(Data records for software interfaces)
•••

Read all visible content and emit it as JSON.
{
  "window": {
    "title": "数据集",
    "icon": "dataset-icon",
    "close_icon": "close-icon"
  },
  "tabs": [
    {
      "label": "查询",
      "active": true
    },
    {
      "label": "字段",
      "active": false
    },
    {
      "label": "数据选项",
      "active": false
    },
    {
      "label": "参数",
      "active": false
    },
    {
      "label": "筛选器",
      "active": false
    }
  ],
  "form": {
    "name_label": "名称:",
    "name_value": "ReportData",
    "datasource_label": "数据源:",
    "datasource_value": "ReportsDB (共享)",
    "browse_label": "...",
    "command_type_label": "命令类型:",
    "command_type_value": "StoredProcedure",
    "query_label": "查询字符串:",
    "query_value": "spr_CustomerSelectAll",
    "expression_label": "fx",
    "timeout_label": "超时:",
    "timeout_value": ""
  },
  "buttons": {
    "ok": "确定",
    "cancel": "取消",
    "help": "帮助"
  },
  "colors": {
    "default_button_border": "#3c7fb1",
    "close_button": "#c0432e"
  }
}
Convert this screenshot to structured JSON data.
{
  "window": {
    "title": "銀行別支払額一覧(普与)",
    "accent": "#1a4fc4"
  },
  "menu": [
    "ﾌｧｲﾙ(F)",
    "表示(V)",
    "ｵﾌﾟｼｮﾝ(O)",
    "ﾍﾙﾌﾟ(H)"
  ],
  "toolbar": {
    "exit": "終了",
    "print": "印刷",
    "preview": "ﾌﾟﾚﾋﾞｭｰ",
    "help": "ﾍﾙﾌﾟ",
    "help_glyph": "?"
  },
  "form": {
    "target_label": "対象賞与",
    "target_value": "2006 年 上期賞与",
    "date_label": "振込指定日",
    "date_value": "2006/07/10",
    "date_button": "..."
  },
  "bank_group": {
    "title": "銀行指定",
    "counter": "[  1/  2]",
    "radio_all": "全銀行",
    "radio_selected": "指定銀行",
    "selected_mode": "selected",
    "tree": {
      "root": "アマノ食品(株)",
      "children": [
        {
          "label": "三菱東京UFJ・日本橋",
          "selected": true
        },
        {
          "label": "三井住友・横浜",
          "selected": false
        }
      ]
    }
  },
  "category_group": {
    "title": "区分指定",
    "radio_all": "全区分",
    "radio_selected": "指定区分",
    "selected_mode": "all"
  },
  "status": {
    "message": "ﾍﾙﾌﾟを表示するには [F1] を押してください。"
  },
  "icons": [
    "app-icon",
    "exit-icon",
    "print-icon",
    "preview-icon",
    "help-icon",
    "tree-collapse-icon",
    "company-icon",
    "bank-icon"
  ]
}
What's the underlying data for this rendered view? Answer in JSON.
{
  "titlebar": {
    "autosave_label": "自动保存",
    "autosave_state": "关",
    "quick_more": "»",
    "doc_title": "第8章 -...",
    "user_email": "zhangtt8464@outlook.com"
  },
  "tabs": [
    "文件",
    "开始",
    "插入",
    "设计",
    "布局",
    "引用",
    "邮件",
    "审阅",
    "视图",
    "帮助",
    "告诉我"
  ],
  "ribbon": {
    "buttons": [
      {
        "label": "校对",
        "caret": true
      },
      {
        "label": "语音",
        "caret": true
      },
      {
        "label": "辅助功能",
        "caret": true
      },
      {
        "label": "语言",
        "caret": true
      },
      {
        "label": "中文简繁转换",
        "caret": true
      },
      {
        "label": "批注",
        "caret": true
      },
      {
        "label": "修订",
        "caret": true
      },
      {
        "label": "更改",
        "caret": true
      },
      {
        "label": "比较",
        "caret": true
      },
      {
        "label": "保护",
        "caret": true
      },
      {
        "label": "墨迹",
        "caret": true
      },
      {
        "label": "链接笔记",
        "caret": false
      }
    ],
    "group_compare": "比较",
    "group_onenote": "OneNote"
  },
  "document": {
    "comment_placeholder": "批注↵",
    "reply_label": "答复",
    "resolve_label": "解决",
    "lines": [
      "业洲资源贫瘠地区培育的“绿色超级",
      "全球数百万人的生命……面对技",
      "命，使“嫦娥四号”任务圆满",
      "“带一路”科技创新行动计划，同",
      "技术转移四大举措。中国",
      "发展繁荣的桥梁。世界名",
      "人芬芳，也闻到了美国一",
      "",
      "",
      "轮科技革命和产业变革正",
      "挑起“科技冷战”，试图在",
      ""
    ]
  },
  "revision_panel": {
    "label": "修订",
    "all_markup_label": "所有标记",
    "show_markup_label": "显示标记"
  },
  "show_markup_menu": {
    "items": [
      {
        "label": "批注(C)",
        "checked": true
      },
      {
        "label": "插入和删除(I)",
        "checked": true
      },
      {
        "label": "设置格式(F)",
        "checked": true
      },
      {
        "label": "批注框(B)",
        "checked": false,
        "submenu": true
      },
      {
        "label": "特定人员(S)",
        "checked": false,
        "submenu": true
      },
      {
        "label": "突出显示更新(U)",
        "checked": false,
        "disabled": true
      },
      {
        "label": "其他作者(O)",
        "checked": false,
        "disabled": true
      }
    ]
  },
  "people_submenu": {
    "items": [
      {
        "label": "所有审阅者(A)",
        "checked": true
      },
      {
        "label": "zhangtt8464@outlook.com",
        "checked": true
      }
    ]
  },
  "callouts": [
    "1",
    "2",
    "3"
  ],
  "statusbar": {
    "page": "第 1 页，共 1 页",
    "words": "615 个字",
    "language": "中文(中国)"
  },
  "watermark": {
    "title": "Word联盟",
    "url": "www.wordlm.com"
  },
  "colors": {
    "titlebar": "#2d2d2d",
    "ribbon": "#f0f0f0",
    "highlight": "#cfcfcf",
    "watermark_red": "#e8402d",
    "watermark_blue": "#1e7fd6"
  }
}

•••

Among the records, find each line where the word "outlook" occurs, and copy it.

Result of this exercise:
    "user_email": "zhangtt8464@outlook.com"
        "label": "zhangtt8464@outlook.com",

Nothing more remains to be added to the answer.